##### INPUT DATA

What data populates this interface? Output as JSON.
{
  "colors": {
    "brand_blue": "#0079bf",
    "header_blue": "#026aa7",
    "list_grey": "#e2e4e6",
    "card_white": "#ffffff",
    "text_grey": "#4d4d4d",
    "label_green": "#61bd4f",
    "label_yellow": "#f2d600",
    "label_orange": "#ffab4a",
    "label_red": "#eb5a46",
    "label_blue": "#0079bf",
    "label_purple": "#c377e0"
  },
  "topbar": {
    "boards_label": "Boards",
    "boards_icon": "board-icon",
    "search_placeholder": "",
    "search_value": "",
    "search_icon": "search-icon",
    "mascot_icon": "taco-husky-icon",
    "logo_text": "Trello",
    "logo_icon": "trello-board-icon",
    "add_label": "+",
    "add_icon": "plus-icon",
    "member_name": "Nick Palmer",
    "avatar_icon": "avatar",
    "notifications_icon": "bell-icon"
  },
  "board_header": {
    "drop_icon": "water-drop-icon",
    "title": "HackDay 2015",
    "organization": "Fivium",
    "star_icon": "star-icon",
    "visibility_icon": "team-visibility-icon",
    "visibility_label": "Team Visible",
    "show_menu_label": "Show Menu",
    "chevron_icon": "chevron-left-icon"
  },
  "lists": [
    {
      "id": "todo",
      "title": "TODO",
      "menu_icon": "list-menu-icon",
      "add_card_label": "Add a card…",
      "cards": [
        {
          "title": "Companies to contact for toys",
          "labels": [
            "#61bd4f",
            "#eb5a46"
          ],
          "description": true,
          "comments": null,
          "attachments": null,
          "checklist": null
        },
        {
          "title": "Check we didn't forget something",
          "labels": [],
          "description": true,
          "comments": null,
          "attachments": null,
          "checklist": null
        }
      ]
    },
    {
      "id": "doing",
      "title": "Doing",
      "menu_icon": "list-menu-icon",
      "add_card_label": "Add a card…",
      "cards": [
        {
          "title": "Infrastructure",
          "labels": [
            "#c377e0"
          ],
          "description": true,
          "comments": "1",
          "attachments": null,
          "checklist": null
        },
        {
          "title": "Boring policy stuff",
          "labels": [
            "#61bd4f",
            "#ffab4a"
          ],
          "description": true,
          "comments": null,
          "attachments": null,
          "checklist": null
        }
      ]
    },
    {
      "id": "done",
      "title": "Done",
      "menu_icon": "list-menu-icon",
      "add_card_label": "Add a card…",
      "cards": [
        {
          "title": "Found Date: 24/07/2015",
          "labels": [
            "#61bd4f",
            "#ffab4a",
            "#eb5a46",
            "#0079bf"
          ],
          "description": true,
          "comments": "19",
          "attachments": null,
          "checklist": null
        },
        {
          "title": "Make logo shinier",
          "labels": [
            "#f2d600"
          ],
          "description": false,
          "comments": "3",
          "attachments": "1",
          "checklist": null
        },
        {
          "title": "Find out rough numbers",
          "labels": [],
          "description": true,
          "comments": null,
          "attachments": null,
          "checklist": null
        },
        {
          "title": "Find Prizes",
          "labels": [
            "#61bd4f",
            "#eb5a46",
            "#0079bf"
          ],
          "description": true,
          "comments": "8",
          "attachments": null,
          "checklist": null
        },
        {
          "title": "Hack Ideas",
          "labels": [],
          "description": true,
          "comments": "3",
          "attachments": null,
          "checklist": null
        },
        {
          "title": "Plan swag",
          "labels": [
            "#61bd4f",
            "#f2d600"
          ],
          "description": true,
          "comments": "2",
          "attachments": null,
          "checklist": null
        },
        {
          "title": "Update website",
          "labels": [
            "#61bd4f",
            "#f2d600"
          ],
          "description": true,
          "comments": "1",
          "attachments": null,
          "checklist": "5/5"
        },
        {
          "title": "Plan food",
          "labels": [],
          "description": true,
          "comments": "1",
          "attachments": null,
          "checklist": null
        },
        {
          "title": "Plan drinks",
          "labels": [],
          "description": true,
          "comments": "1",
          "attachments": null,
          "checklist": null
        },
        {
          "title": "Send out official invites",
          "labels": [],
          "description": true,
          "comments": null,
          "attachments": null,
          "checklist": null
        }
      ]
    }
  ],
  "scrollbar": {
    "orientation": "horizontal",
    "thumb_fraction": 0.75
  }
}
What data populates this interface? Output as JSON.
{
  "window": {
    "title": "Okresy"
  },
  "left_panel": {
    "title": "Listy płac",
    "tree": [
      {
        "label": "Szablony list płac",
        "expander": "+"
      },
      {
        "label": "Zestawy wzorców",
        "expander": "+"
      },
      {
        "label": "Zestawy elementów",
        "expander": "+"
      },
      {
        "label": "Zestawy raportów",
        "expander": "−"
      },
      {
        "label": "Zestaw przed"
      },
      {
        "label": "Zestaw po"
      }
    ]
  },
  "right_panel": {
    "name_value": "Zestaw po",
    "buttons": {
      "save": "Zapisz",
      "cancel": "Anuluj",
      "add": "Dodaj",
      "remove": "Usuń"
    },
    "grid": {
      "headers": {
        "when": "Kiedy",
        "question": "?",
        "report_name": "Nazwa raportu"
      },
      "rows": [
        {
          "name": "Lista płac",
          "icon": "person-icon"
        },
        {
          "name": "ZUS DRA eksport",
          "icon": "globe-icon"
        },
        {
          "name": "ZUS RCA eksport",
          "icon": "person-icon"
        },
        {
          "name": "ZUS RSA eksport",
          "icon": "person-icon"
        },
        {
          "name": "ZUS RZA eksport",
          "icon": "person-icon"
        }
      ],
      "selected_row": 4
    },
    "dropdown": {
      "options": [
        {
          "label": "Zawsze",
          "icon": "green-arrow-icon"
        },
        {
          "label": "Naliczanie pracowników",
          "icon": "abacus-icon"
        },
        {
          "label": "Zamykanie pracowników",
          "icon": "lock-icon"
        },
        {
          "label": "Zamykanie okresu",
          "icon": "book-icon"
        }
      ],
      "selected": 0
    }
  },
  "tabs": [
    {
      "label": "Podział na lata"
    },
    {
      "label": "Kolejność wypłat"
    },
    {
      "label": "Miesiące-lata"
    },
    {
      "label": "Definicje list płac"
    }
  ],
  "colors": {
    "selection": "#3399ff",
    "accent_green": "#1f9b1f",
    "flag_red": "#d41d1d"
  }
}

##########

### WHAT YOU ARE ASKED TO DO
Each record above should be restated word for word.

### ANSWER TO THE PROBLEM
What data populates this interface? Output as JSON.
{
  "colors": {
    "brand_blue": "#0079bf",
    "header_blue": "#026aa7",
    "list_grey": "#e2e4e6",
    "card_white": "#ffffff",
    "text_grey": "#4d4d4d",
    "label_green": "#61bd4f",
    "label_yellow": "#f2d600",
    "label_orange": "#ffab4a",
    "label_red": "#eb5a46",
    "label_blue": "#0079bf",
    "label_purple": "#c377e0"
  },
  "topbar": {
    "boards_label": "Boards",
    "boards_icon": "board-icon",
    "search_placeholder": "",
    "search_value": "",
    "search_icon": "search-icon",
    "mascot_icon": "taco-husky-icon",
    "logo_text": "Trello",
    "logo_icon": "trello-board-icon",
    "add_label": "+",
    "add_icon": "plus-icon",
    "member_name": "Nick Palmer",
    "avatar_icon": "avatar",
    "notifications_icon": "bell-icon"
  },
  "board_header": {
    "drop_icon": "water-drop-icon",
    "title": "HackDay 2015",
    "organization": "Fivium",
    "star_icon": "star-icon",
    "visibility_icon": "team-visibility-icon",
    "visibility_label": "Team Visible",
    "show_menu_label": "Show Menu",
    "chevron_icon": "chevron-left-icon"
  },
  "lists": [
    {
      "id": "todo",
      "title": "TODO",
      "menu_icon": "list-menu-icon",
      "add_card_label": "Add a card…",
      "cards": [
        {
          "title": "Companies to contact for toys",
          "labels": [
            "#61bd4f",
            "#eb5a46"
          ],
          "description": true,
          "comments": null,
          "attachments": null,
          "checklist": null
        },
        {
          "title": "Check we didn't forget something",
          "labels": [],
          "description": true,
          "comments": null,
          "attachments": null,
          "checklist": null
        }
      ]
    },
    {
      "id": "doing",
      "title": "Doing",
      "menu_icon": "list-menu-icon",
      "add_card_label": "Add a card…",
      "cards": [
        {
          "title": "Infrastructure",
          "labels": [
            "#c377e0"
          ],
          "description": true,
          "comments": "1",
          "attachments": null,
          "checklist": null
        },
        {
          "title": "Boring policy stuff",
          "labels": [
            "#61bd4f",
            "#ffab4a"
          ],
          "description": true,
          "comments": null,
          "attachments": null,
          "checklist": null
        }
      ]
    },
    {
      "id": "done",
      "title": "Done",
      "menu_icon": "list-menu-icon",
      "add_card_label": "Add a card…",
      "cards": [
        {
          "title": "Found Date: 24/07/2015",
          "labels": [
            "#61bd4f",
            "#ffab4a",
            "#eb5a46",
            "#0079bf"
          ],
          "description": true,
          "comments": "19",
          "attachments": null,
          "checklist": null
        },
        {
          "title": "Make logo shinier",
          "labels": [
            "#f2d600"
          ],
          "description": false,
          "comments": "3",
          "attachments": "1",
          "checklist": null
        },
        {
          "title": "Find out rough numbers",
          "labels": [],
          "description": true,
          "comments": null,
          "attachments": null,
          "checklist": null
        },
        {
          "title": "Find Prizes",
          "labels": [
            "#61bd4f",
            "#eb5a46",
            "#0079bf"
          ],
          "description": true,
          "comments": "8",
          "attachments": null,
          "checklist": null
        },
        {
          "title": "Hack Ideas",
          "labels": [],
          "description": true,
          "comments": "3",
          "attachments": null,
          "checklist": null
        },
        {
          "title": "Plan swag",
          "labels": [
            "#61bd4f",
            "#f2d600"
          ],
          "description": true,
          "comments": "2",
          "attachments": null,
          "checklist": null
        },
        {
          "title": "Update website",
          "labels": [
            "#61bd4f",
            "#f2d600"
          ],
          "description": true,
          "comments": "1",
          "attachments": null,
          "checklist": "5/5"
        },
        {
          "title": "Plan food",
          "labels": [],
          "description": true,
          "comments": "1",
          "attachments": null,
          "checklist": null
        },
        {
          "title": "Plan drinks",
          "labels": [],
          "description": true,
          "comments": "1",
          "attachments": null,
          "checklist": null
        },
        {
          "title": "Send out official invites",
          "labels": [],
          "description": true,
          "comments": null,
          "attachments": null,
          "checklist": null
        }
      ]
    }
  ],
  "scrollbar": {
    "orientation": "horizontal",
    "thumb_fraction": 0.75
  }
}
What data populates this interface? Output as JSON.
{
  "window": {
    "title": "Okresy"
  },
  "left_panel": {
    "title": "Listy płac",
    "tree": [
      {
        "label": "Szablony list płac",
        "expander": "+"
      },
      {
        "label": "Zestawy wzorców",
        "expander": "+"
      },
      {
        "label": "Zestawy elementów",
        "expander": "+"
      },
      {
        "label": "Zestawy raportów",
        "expander": "−"
      },
      {
        "label": "Zestaw przed"
      },
      {
        "label": "Zestaw po"
      }
    ]
  },
  "right_panel": {
    "name_value": "Zestaw po",
    "buttons": {
      "save": "Zapisz",
      "cancel": "Anuluj",
      "add": "Dodaj",
      "remove": "Usuń"
    },
    "grid": {
      "headers": {
        "when": "Kiedy",
        "question": "?",
        "report_name": "Nazwa raportu"
      },
      "rows": [
        {
          "name": "Lista płac",
          "icon": "person-icon"
        },
        {
          "name": "ZUS DRA eksport",
          "icon": "globe-icon"
        },
        {
          "name": "ZUS RCA eksport",
          "icon": "person-icon"
        },
        {
          "name": "ZUS RSA eksport",
          "icon": "person-icon"
        },
        {
          "name": "ZUS RZA eksport",
          "icon": "person-icon"
        }
      ],
      "selected_row": 4
    },
    "dropdown": {
      "options": [
        {
          "label": "Zawsze",
          "icon": "green-arrow-icon"
        },
        {
          "label": "Naliczanie pracowników",
          "icon": "abacus-icon"
        },
        {
          "label": "Zamykanie pracowników",
          "icon": "lock-icon"
        },
        {
          "label": "Zamykanie okresu",
          "icon": "book-icon"
        }
      ],
      "selected": 0
    }
  },
  "tabs": [
    {
      "label": "Podział na lata"
    },
    {
      "label": "Kolejność wypłat"
    },
    {
      "label": "Miesiące-lata"
    },
    {
      "label": "Definicje list płac"
    }
  ],
  "colors": {
    "selection": "#3399ff",
    "accent_green": "#1f9b1f",
    "flag_red": "#d41d1d"
  }
}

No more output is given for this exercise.